Sig came into greater prominence when one of its guns, the P226 was pitted against the Beretta 92 in field tests for use by the US armed forces. The Beretta went on to win the contract. It wasn’t that the Sig was unreliable but that the Sig cost more. And with that Beretta received a huge boost in sales while Sig played second fiddle. However Sig would redeem itself later when the Army chose the Sig P228 to be under limited conditions such as by those who would be in tanks.
Sig never hit it big. Probably the reason for its less than stellar popularity had been its cost which means police departments couldn’t afford them which in turn means the public has limited awareness of them.
The Sig was the gun I wanted at that time despite its hefty price. Much to my dismay, a few years later the retail price of the P228 dropped. Up to that time, it was the only gun that I had bought that dropped in price.
The alloy frame gun came with Trijicon night sights. The slide consisted of heavy sheet metal with a machined breech block pinned in place. Despite this cheap sounding manufacturing technique, the gun oozed quality. This same method of manufacturing the heavier recoiling 229 40 S&W would not work and in turn 229 slides were machined from a single block of steel.

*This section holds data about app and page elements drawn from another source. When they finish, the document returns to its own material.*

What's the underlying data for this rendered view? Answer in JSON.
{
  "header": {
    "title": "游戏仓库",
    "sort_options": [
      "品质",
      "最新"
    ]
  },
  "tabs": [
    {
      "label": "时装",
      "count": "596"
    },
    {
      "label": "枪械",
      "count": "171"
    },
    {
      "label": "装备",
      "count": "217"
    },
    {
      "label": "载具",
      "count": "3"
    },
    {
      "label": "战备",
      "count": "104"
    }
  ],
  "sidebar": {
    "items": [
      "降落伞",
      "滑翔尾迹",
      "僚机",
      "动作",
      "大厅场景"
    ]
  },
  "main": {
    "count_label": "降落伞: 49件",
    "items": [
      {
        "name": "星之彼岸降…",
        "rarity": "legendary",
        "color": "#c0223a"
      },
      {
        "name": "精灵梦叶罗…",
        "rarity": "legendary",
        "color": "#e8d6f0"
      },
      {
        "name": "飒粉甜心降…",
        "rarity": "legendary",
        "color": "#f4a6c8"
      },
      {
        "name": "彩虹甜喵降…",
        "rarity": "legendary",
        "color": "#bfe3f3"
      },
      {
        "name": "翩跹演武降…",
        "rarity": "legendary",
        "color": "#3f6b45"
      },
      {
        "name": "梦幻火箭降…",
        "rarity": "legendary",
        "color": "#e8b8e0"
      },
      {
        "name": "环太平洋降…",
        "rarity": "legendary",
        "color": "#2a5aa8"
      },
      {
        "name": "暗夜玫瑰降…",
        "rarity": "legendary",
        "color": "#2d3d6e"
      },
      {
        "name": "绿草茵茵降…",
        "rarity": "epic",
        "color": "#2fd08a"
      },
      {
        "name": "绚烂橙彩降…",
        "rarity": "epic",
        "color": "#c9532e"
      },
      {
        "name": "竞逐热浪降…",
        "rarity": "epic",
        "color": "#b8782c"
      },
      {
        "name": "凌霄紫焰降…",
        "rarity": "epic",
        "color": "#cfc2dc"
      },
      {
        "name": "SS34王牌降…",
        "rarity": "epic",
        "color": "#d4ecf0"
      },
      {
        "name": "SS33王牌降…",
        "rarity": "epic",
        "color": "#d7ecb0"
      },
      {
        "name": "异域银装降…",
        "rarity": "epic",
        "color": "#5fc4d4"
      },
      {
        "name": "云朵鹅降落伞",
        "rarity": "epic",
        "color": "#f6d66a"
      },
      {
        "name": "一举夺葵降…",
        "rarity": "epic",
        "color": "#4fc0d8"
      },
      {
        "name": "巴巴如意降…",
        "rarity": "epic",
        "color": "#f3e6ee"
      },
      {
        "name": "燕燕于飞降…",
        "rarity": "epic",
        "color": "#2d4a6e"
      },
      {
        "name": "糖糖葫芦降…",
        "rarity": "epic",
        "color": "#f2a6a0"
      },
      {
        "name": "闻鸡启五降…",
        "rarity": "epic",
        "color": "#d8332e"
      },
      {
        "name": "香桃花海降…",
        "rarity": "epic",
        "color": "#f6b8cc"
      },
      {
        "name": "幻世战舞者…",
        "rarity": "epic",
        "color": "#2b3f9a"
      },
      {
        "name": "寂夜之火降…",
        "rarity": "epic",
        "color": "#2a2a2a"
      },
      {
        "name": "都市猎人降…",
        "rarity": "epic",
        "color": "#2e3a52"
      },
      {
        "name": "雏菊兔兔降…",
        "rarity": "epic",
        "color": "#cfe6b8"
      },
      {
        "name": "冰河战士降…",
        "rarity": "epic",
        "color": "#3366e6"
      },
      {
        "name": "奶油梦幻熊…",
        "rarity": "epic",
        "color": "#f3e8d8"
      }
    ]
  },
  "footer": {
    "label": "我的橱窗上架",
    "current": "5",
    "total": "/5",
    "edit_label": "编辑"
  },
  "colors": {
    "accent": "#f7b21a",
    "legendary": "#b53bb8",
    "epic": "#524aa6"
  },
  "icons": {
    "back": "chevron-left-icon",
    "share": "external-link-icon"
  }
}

At the time, I believed the P228 would be a keeper for life and I had it sent off to Robar for the NP3 finish. The finish appeared to do the job of providing corrosion protection for the gun but the job was not done right the first time. The breech face may not have been properly prepared as I had noticed a small sliver of finish stripped near the firing pin after firing a few rounds.
To be candid I really didn’t like the feel of the NP3 finish as I felt it was too slippery for the grip and the grip on the 228 was already on the blocky side, which didn’t help matters.
The P228 would be the first gun that I purchased that used double stack magazines and I was curious how that would affect feed reliability. The P228 was 100% reliable and never had a failure to feed through several hundred rounds. It was also a very accurate gun, maybe because I focused on getting good groups and “willed” the gun to get good groups. The double action trigger was smooth and relatively lightweight but it seemed somewhat disconnected, kind of like driving a car with power steering that doesn’t provide enough road feel.
I enjoyed shooting the Sig but with time I became concerned with it getting dinged up and it was relegated to the status of safe queen. I ended showing a friend my collection and he in turn bought the 228 along with the Milt Sparks IWB Executive holster from me. I miss the quality of both the P228 and the holster but passing both along in the long run was the right thing to do.